As part of National Coastal Cleanup Day on Sept. 21, GreenTown Los Altos organized about 45 volunteers to clean Permanente Creek at Heritage Oaks Park in Los Altos. The event began as cub scouts, girl scouts, teens and adults gathered around the Enviroscape watershed model to learn about sources of water pollution. With eyes wide and hands waving to volunteer, children added pollution to our model. Drops of oil (soy sauce) were placed behind the cars and motor boats. Poop (chocolate sprinkles) was placed next to pets. The lawns got a dose of colored sprinkles, representing pesticides, insecticides, and fertilizers. And then the rain came. Armed with spray bottles of water, the kids made a downpour. We observed how pollution enters and pollutes the waterways. Poor fish and turtle!

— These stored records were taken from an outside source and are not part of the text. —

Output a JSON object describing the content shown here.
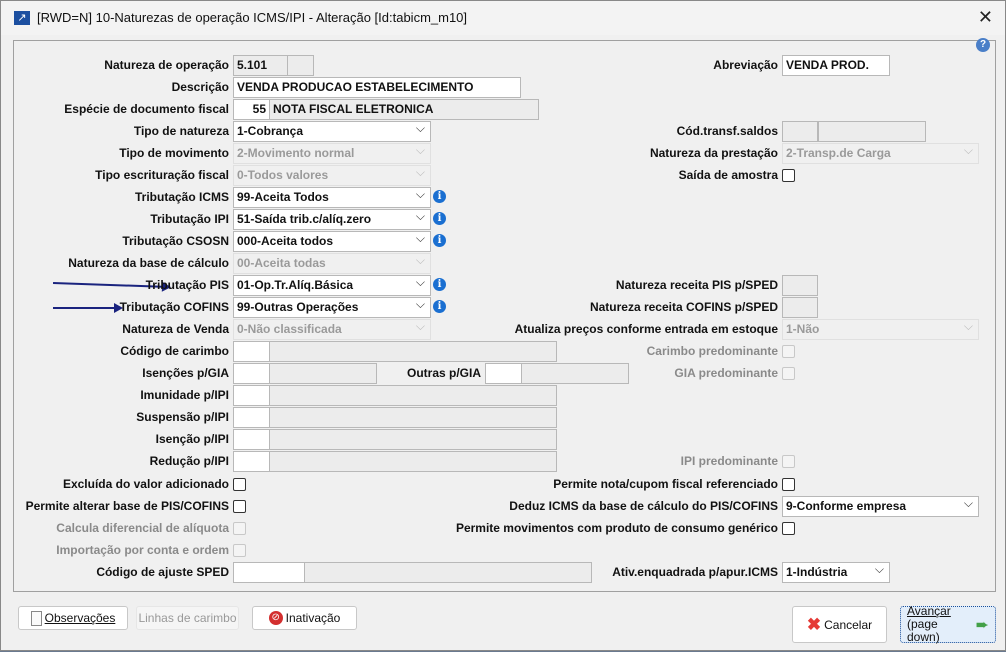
{
  "window": {
    "title": "[RWD=N] 10-Naturezas de operação ICMS/IPI - Alteração [Id:tabicm_m10]"
  },
  "left": {
    "natureza_operacao": {
      "label": "Natureza de operação",
      "value": "5.101"
    },
    "descricao": {
      "label": "Descrição",
      "value": "VENDA PRODUCAO ESTABELECIMENTO"
    },
    "especie": {
      "label": "Espécie de documento fiscal",
      "code": "55",
      "value": "NOTA FISCAL ELETRONICA"
    },
    "tipo_natureza": {
      "label": "Tipo de natureza",
      "value": "1-Cobrança"
    },
    "tipo_movimento": {
      "label": "Tipo de movimento",
      "value": "2-Movimento normal"
    },
    "tipo_escrituracao": {
      "label": "Tipo escrituração fiscal",
      "value": "0-Todos valores"
    },
    "trib_icms": {
      "label": "Tributação ICMS",
      "value": "99-Aceita Todos"
    },
    "trib_ipi": {
      "label": "Tributação IPI",
      "value": "51-Saída trib.c/alíq.zero"
    },
    "trib_csosn": {
      "label": "Tributação CSOSN",
      "value": "000-Aceita todos"
    },
    "nat_base": {
      "label": "Natureza da base de cálculo",
      "value": "00-Aceita todas"
    },
    "trib_pis": {
      "label": "Tributação PIS",
      "value": "01-Op.Tr.Alíq.Básica"
    },
    "trib_cofins": {
      "label": "Tributação COFINS",
      "value": "99-Outras Operações"
    },
    "nat_venda": {
      "label": "Natureza de Venda",
      "value": "0-Não classificada"
    },
    "cod_carimbo": {
      "label": "Código de carimbo"
    },
    "isencoes_gia": {
      "label": "Isenções p/GIA"
    },
    "outras_gia": {
      "label": "Outras p/GIA"
    },
    "imunidade_ipi": {
      "label": "Imunidade p/IPI"
    },
    "suspensao_ipi": {
      "label": "Suspensão p/IPI"
    },
    "isencao_ipi": {
      "label": "Isenção p/IPI"
    },
    "reducao_ipi": {
      "label": "Redução p/IPI"
    },
    "excluida": {
      "label": "Excluída do valor adicionado"
    },
    "permite_alterar": {
      "label": "Permite alterar base de PIS/COFINS"
    },
    "calcula_dif": {
      "label": "Calcula diferencial de alíquota"
    },
    "importacao": {
      "label": "Importação por conta e ordem"
    },
    "cod_ajuste": {
      "label": "Código de ajuste SPED"
    }
  },
  "right": {
    "abreviacao": {
      "label": "Abreviação",
      "value": "VENDA PROD."
    },
    "cod_transf": {
      "label": "Cód.transf.saldos"
    },
    "nat_prestacao": {
      "label": "Natureza da prestação",
      "value": "2-Transp.de Carga"
    },
    "saida_amostra": {
      "label": "Saída de amostra"
    },
    "nat_rec_pis": {
      "label": "Natureza receita PIS p/SPED"
    },
    "nat_rec_cofins": {
      "label": "Natureza receita COFINS p/SPED"
    },
    "atualiza_precos": {
      "label": "Atualiza preços conforme entrada em estoque",
      "value": "1-Não"
    },
    "carimbo_pred": {
      "label": "Carimbo predominante"
    },
    "gia_pred": {
      "label": "GIA predominante"
    },
    "ipi_pred": {
      "label": "IPI predominante"
    },
    "permite_nota": {
      "label": "Permite nota/cupom fiscal referenciado"
    },
    "deduz_icms": {
      "label": "Deduz ICMS da base de cálculo do PIS/COFINS",
      "value": "9-Conforme empresa"
    },
    "permite_mov": {
      "label": "Permite movimentos com produto de consumo genérico"
    },
    "ativ_enq": {
      "label": "Ativ.enquadrada p/apur.ICMS",
      "value": "1-Indústria"
    }
  },
  "buttons": {
    "observacoes": "Observações",
    "linhas": "Linhas de carimbo",
    "inativacao": "Inativação",
    "cancelar": "Cancelar",
    "avancar": "Avançar",
    "avancar_sub": "(page down)"
  }
}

Next, everyone donned gloves, grabbed bags, buckets and trash grabbers. We scoured the creek banks for trash. (We were surprised that there was water in the creek bed, so we kept to the banks.) Some volunteers found a half-buried tire, along with 2 shovels and a rake, which they put to use digging out the tire. It weighed 10 pounds! Everyone brought their finds back to a sorting area where we sorted and weighed each category. We collected over 12 pounds of waste (landfill) and 1 pound of compost. For recycling, we had 4 pounds of plastic, almost 3 pounds of metal, more than 9 pounds of glass and a pound of paper. Our more unusual items were the tire, garden tools and a dead skunk in a plastic bag. (Ewwwww!)

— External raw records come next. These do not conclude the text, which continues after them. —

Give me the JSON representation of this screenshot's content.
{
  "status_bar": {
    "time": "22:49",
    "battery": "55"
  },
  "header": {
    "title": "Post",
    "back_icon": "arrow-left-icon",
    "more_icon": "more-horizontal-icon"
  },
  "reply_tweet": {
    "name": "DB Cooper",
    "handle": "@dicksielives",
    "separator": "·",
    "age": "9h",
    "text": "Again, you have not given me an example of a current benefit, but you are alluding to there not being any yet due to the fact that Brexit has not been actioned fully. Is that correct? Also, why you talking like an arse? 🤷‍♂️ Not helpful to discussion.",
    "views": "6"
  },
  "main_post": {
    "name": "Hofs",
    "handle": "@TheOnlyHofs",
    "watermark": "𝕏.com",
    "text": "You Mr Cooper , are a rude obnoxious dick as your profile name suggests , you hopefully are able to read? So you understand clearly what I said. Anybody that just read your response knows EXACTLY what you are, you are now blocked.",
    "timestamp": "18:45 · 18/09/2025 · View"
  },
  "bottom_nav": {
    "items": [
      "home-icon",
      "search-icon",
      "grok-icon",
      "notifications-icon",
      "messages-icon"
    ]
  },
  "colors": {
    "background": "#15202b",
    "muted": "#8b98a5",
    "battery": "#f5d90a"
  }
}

In Santa Clara County, cleanups are coordinated by Valley Water in September, in conjunction with National Coastal Cleanup Day, and in May, in conjunction with National River Cleanup Day. Since 2011, when GreenTown Los Altos adopted this section of Permanente Creek, we have conducted biannual cleanups. Preliminary reports from Valley Water noted a record-breaking 1946 volunteers cleaning 51.7 miles of waterways throughout the county on Sat. They collected 51, 260 pounds of trash, which includes 4,403 pounds of recyclables. (updated results appear on cleanacreek.org).

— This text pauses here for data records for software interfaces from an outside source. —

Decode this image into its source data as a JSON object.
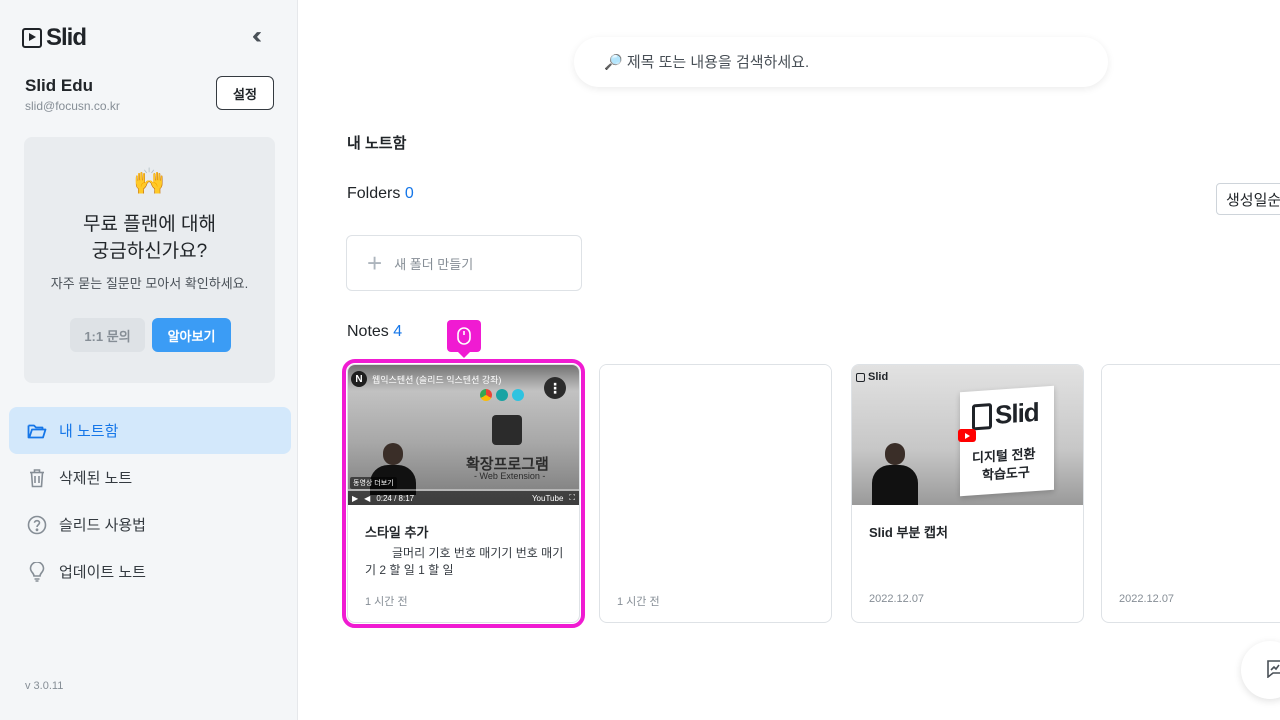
{
  "app": {
    "name": "Slid",
    "version": "v 3.0.11"
  },
  "colors": {
    "accent": "#3b9cf5",
    "highlight": "#f01bd2",
    "active_nav_bg": "#d3e8fb"
  },
  "user": {
    "name": "Slid Edu",
    "email": "slid@focusn.co.kr",
    "settings_label": "설정"
  },
  "promo": {
    "emoji": "🙌",
    "title": "무료 플랜에 대해\n궁금하신가요?",
    "subtitle": "자주 묻는 질문만 모아서 확인하세요.",
    "inquiry_label": "1:1 문의",
    "learn_label": "알아보기"
  },
  "nav": {
    "items": [
      {
        "label": "내 노트함",
        "icon": "folder-icon",
        "active": true
      },
      {
        "label": "삭제된 노트",
        "icon": "trash-icon",
        "active": false
      },
      {
        "label": "슬리드 사용법",
        "icon": "help-icon",
        "active": false
      },
      {
        "label": "업데이트 노트",
        "icon": "lightbulb-icon",
        "active": false
      }
    ]
  },
  "search": {
    "placeholder": "🔎 제목 또는 내용을 검색하세요."
  },
  "main": {
    "title": "내 노트함",
    "folders_label": "Folders",
    "folders_count": "0",
    "sort_label": "생성일순",
    "new_folder_label": "새 폴더 만들기",
    "notes_label": "Notes",
    "notes_count": "4"
  },
  "notes": [
    {
      "title": "스타일 추가",
      "body": "글머리 기호 번호 매기기 번호 매기기 2 할 일 1 할 일",
      "date": "1 시간 전",
      "thumb": {
        "video_title": "웹익스텐션 (슬리드 익스텐션 강좌)",
        "main_text": "확장프로그램",
        "sub_text": "- Web Extension -",
        "time": "0:24 / 8:17",
        "badge": "동영상 더보기",
        "platform": "YouTube"
      }
    },
    {
      "title": "",
      "body": "",
      "date": "1 시간 전"
    },
    {
      "title": "Slid 부분 캡처",
      "body": "",
      "date": "2022.12.07",
      "thumb": {
        "logo_text": "Slid",
        "line1": "디지털 전환",
        "line2": "학습도구"
      }
    },
    {
      "title": "",
      "body": "",
      "date": "2022.12.07"
    }
  ]
}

In addition to educating about and preventing water pollution, one of GreenTown’s goals with creek cleanup is to encourage children to enjoy natural environments. They may play in the park, but usually don’t get near the creek or into the natural landscape. Yesterday, I was delighted to have one little girl tell me, “I had a dream that I fell asleep in a tree.” I asked her how she felt about that, and she responded, “I was soooooo happy!” As I was putting the Enviroscape away, another young person asked “Are we going to do that again?” I told her I was putting it away and asked, “Did you like it?” She responded, “I LOVED it!!!”